My review of Venema’s second chapter on PC in church history wasn’t nearly as favorable as this one which dubbed it “judicious and fair.” Maybe I’m getting surly in my young age. I thought Venema acknowledged PC where he absolutely had to but denied it and came to hard and fast conclusions and obligations where nonesuch existed. I’ll try to lighten up.
Chapter three is Paedocommunion and the Reformed Confessions. Venema confesses that although the confessions don’t expressly reject PC, their general understanding of the nature and purposes of the sacrament opposes it. I would agree the first part and object to the second. While it’s true that some parts of some of the confessions say things like the Westminster Larger Catechism does, granting communion “only to such as are of years and ability to examine themselves” (Q. & A. 177), others leave any hint of the case against PC out. In fact, their understanding of the covenant and paedobaptism implicitly supports PC.
Most of this chapter is a general discussion of the two sacraments, their nature and relation. Less than quarter of it addresses proper recipients of communion. Given all that he tried to cover, this is understandable. It’s really not feasible to give a summary of all the reformed confessions on the sacraments and PC in such a short space. Venema makes much of the idea that sacraments only signify and seal; he fails to mention, in the language of Westminster, they also really exhibit and confer. “Faith is produced by the Spirit’s ministry through the Word; it is only confirmed by the proper use of the sacraments” [emphases his]. He also takes pains to say the water of baptism ought not be confused with the spiritual reality of the washing of the Holy Spirit.
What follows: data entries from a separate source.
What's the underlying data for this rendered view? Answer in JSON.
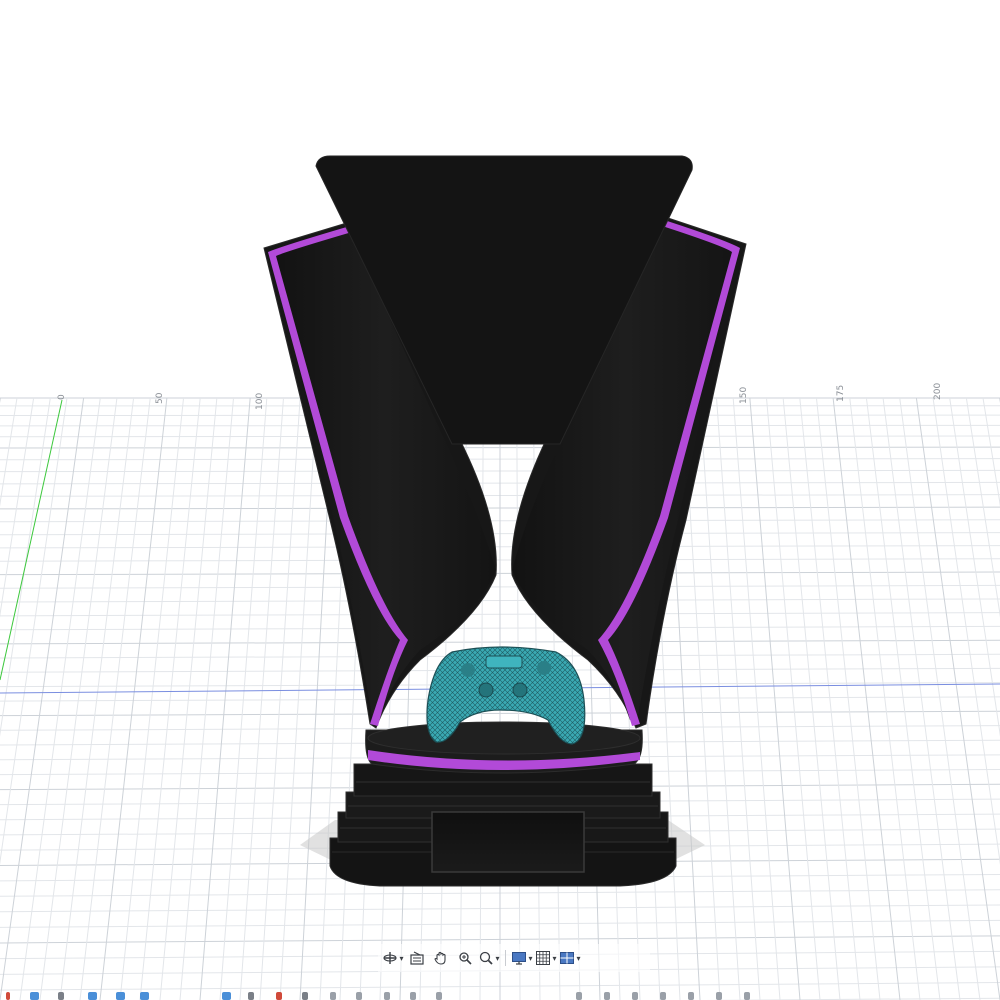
{
  "viewport": {
    "background": "#ffffff",
    "grid_color": "#e3e6ea",
    "grid_major_color": "#cdd2d8",
    "axis_green": "#3cc83c",
    "axis_blue": "#7a8ee0",
    "ruler_labels": [
      "0",
      "50",
      "100",
      "150",
      "175",
      "200"
    ]
  },
  "model": {
    "name": "trophy",
    "body_color": "#1a1a1a",
    "accent_color": "#b24ad8",
    "controller_color": "#39a8b0"
  },
  "toolbar": {
    "items": [
      {
        "name": "orbit-button",
        "icon": "orbit-icon",
        "has_menu": true
      },
      {
        "name": "look-at-button",
        "icon": "look-at-icon",
        "has_menu": false
      },
      {
        "name": "pan-button",
        "icon": "hand-icon",
        "has_menu": false
      },
      {
        "name": "zoom-window-button",
        "icon": "zoom-window-icon",
        "has_menu": false
      },
      {
        "name": "fit-button",
        "icon": "magnifier-icon",
        "has_menu": true
      },
      {
        "name": "display-settings-button",
        "icon": "monitor-icon",
        "has_menu": true
      },
      {
        "name": "grid-settings-button",
        "icon": "grid-icon",
        "has_menu": true
      },
      {
        "name": "viewports-button",
        "icon": "viewports-icon",
        "has_menu": true
      }
    ]
  }
}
It’s true that we must not think that bread, wine and water are actually the blood or body of Jesus or the Holy Spirit. But Westminster says the “grace offered is not only offered [for some we might add “not only signified”], but really exhibited and conferred, by the Holy Ghost…whether of age or infants…in His appointed time” (Chapter 29.6). Faith or salvation isn’t automatically produced–that’s the Roman Catholic position. But it is conferred by faith. That is one confessional but unacknowledged Reformed view.
Venema emphasizes that the Lord’s Supper requires the same response as the gospel (and the same response as baptism)–faith. “In the Reformed confessions, moreover, the kind of faith that is competent to remember, proclaim, and receive Christ through the Lord’s Supper is carefully defined.” But it’s not carefully defined. The only thing mentioned is that one must be of sufficient years to examine themselves. And of course the issue of examination comes from one passage, 1 Corinthians 11:28. The Corinthians had divisions, and their fellowship meals were marked by people cutting in line and getting drunk (11:21). Anyone getting drunk or pushing in line for the Supper ought to repent before taking it. Venema doesn’t spell this out or make any argument for the inability of children to make this distinction. He simply says they must be “professing” believers, apparently some sort of profession outside of baptism, but again, he doesn’t spell out what a credible profession looks like either historically in reference to Reformed Confessions or otherwise.
Asserting that one must be an active professor of faith (though never stating why children cannot be), Venema argues that in order to partake of the Lord’s Supper, one must give the response of faith. This is true of baptism as well and Westminster speaks of “improving” upon our baptisms. Faith is supposed to follow the sacrament. Why should faith be required before communion, but not before baptism? This is exactly the baptist’s question. This is the arbitrary distinction the anti PCist must make. We baptize because our children are God’s; we don’t feed them the Supper because we’re not sure yet–they need to prove it.
Venema acknowledges that “those who are joined in communion with Christ through the sacrament are likewise joined with all who are His members. … Failure to live in communion with Christ or to love those who share this communion with Him is a manifest denial of the nature and significance of this sacred meal.” This is good stuff, and a wonderful argument for paedocommunion. The Corinthians were not charged with a failure of ability, but rather with a failure of obedience. The anti PCist makes this huge mistake. Where Jesus says not to keep little children from him and tells us to imitate their faith, he notes that even though they are immature in some ways, their faith ought to be recognized, valued, and reproduced in us. Venema says “those who are joined in communion with Christ through the sacrament are likewise joined with all who are his members.” Yes, and those who are shut out from the Supper are declared unbelievers or rebels: either non-Christians or those who are acting enough like them that we ought to withhold fellowship.
Venema concludes insisting what he must prove, that “the route from the baptismal font to the Lord’s Table can only be the way of an active response of faith”–and children cannot be on it. It also must be added that retarded or otherwise less capacitated people cannot possess this undefined active faith either. The Supper, in this view, is only for those of privileged IQ.